* [WHAT YOU NEED TO DO]:
Scan the entries and tally the lines that include the string "data". Reply with the figure alone.

[MATERIAL FOR THIS TASK — start]

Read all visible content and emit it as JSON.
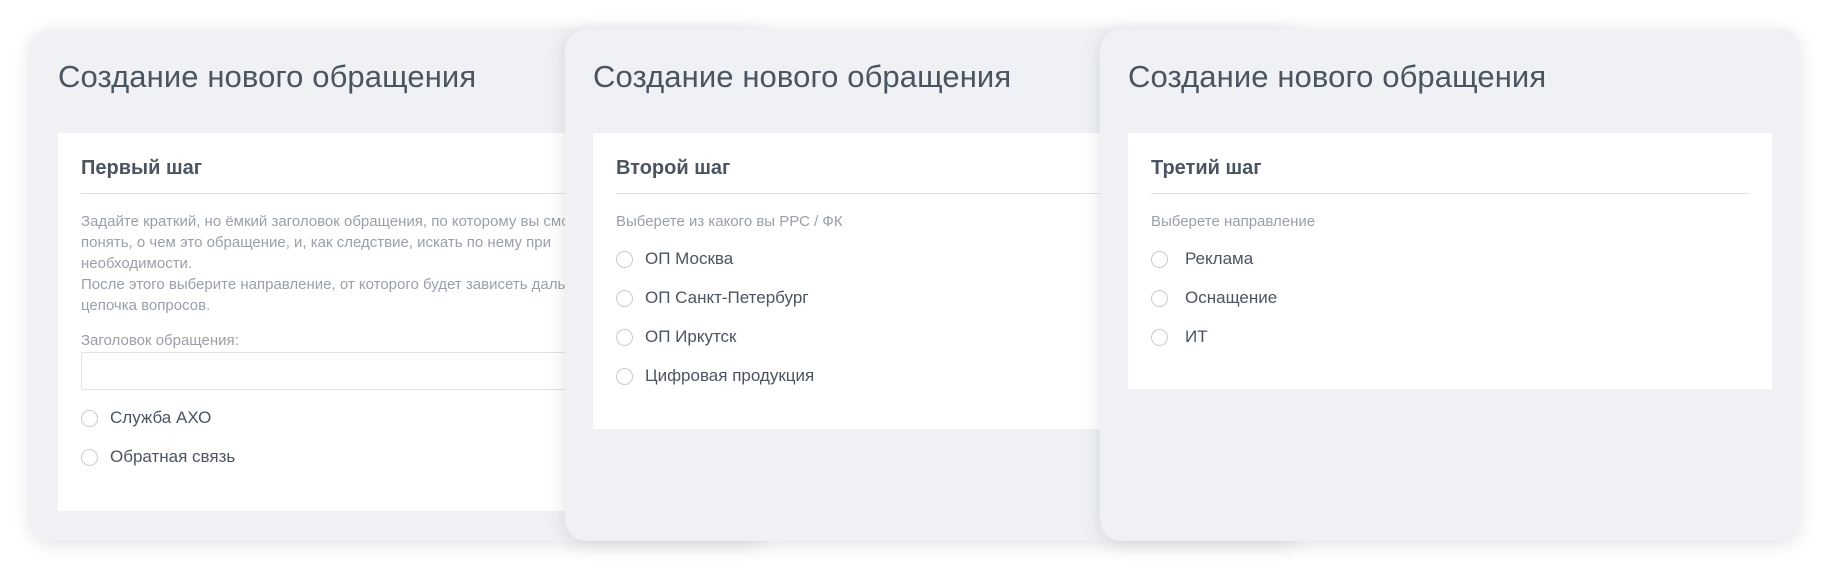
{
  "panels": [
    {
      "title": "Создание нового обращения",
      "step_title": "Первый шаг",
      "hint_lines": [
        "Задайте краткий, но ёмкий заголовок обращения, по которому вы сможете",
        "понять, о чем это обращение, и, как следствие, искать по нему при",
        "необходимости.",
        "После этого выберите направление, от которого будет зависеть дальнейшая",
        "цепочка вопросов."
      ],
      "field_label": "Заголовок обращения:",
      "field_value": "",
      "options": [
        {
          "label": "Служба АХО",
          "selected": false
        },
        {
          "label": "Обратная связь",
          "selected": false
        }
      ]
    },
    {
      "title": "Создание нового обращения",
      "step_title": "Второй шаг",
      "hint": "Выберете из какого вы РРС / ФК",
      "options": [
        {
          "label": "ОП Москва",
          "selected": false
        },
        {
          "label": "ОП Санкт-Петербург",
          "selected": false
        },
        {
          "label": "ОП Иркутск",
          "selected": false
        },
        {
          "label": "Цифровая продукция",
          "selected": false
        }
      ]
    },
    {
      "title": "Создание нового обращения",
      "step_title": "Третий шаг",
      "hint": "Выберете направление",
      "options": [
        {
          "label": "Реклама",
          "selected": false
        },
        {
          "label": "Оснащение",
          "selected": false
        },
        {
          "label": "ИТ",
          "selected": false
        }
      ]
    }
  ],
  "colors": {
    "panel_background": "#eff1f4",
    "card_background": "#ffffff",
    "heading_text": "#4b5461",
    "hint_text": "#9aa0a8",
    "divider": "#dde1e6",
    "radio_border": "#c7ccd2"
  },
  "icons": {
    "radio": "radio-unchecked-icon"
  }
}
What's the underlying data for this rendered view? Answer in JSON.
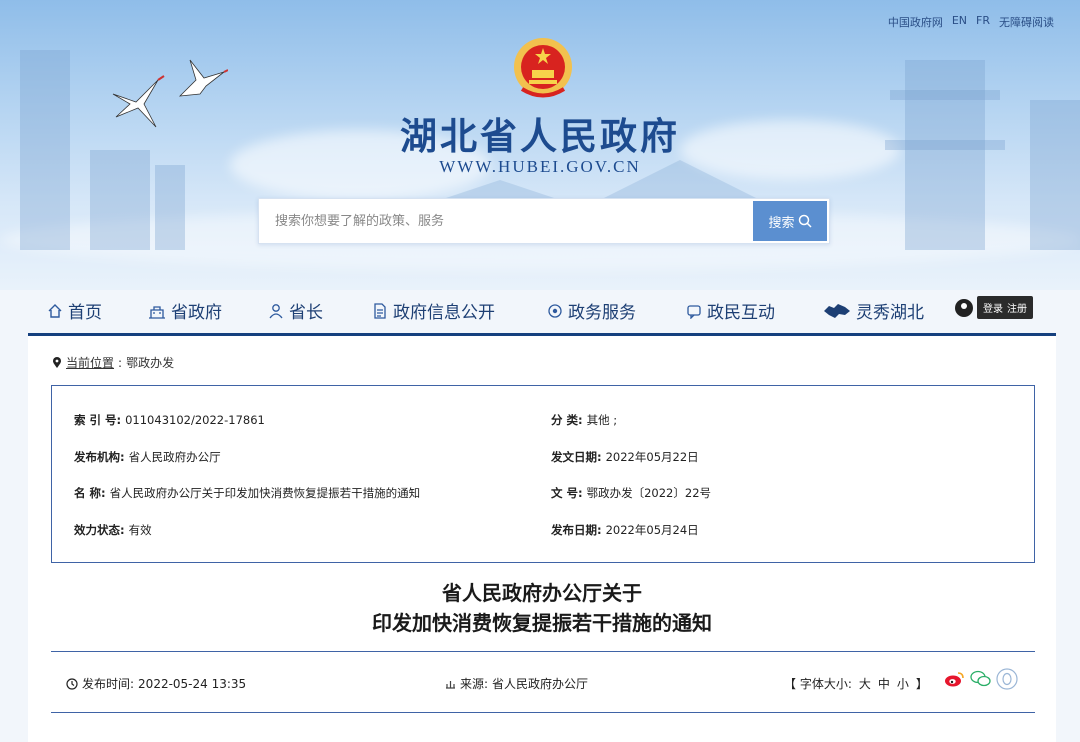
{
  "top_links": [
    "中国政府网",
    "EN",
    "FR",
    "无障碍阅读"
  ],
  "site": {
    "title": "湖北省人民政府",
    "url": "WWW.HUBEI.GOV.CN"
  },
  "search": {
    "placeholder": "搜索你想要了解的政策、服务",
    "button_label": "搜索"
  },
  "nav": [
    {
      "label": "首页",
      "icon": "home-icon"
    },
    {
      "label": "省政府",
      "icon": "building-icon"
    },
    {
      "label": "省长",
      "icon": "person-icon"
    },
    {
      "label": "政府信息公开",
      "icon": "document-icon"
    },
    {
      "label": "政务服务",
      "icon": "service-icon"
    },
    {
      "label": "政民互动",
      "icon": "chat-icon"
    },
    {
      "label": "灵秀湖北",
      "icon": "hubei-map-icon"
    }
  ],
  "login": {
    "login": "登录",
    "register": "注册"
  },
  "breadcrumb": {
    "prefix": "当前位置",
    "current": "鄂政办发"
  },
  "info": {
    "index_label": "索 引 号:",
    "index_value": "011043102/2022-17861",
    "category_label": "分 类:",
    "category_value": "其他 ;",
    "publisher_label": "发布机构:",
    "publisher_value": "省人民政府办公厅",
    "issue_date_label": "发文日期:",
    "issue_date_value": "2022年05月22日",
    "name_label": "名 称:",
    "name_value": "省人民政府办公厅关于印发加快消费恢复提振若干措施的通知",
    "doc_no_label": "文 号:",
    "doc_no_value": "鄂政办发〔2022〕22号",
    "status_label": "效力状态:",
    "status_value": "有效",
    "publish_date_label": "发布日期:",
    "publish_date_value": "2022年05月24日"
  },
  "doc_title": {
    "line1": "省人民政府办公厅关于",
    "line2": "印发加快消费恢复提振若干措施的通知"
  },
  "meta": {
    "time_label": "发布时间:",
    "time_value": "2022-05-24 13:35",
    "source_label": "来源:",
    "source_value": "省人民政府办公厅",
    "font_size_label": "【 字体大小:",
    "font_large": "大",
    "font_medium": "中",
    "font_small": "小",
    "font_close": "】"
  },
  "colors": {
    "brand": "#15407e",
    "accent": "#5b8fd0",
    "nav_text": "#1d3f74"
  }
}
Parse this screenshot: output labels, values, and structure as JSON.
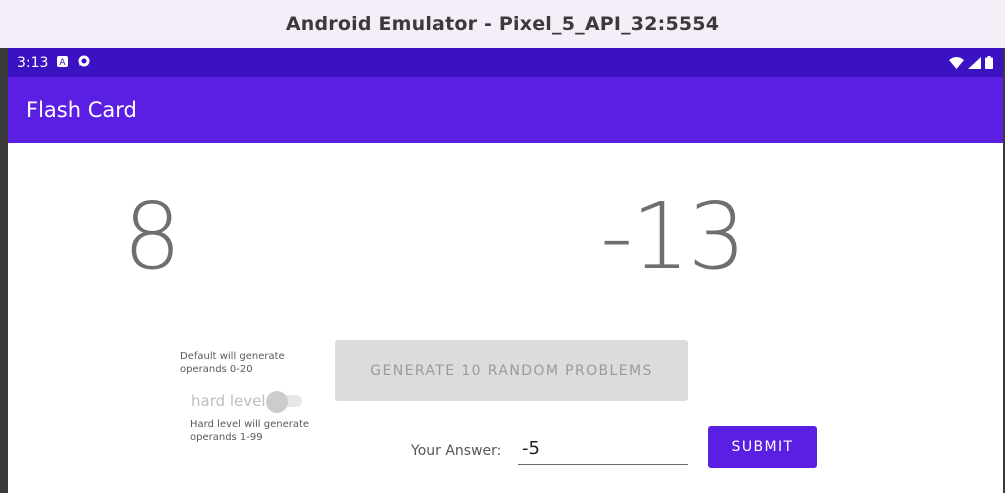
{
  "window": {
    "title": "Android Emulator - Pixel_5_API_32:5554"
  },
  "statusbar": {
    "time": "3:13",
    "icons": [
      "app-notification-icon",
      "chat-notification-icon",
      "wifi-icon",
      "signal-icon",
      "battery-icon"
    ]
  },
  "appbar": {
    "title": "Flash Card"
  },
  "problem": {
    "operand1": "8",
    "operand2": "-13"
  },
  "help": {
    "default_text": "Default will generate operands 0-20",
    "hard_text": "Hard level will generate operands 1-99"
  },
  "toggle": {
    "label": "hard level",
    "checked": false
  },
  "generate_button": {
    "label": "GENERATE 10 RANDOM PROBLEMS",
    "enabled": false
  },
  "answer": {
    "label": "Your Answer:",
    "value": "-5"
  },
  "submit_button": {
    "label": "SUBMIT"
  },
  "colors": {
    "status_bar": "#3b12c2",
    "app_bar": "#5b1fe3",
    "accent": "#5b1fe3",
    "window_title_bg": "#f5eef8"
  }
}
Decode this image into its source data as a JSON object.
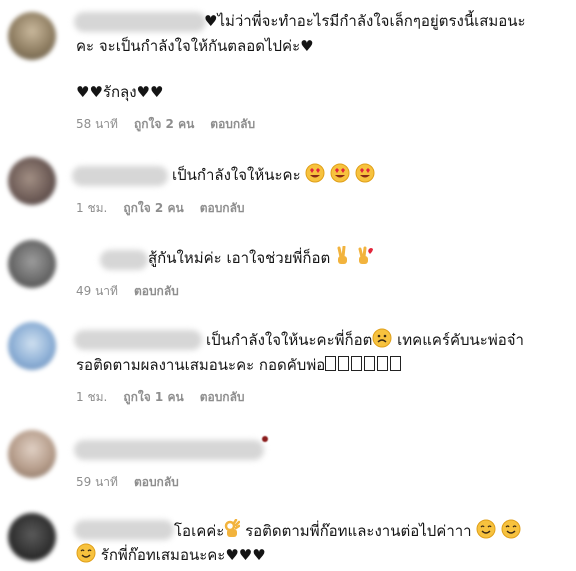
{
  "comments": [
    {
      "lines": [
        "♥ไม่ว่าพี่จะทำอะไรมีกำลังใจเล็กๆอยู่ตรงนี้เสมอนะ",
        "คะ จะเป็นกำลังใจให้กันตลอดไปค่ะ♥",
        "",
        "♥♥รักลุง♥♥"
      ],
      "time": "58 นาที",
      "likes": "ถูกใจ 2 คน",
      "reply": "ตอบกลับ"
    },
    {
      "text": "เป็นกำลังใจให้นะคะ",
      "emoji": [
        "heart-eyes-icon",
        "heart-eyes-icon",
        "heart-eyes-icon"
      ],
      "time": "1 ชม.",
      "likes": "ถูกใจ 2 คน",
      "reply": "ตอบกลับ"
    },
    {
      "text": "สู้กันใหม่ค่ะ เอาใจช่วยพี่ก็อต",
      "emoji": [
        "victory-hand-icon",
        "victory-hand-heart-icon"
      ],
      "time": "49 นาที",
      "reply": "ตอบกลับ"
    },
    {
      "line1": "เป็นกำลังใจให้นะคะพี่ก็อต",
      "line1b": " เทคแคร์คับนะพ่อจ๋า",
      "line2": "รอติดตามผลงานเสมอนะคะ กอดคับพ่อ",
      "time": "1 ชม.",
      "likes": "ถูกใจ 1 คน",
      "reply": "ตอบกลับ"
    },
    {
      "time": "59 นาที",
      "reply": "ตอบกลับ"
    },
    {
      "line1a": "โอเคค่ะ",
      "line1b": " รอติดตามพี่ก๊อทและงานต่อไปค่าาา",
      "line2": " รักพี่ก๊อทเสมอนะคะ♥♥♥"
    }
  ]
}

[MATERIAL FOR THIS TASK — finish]

* [SOLUTION TO THE PROBLEM]:
2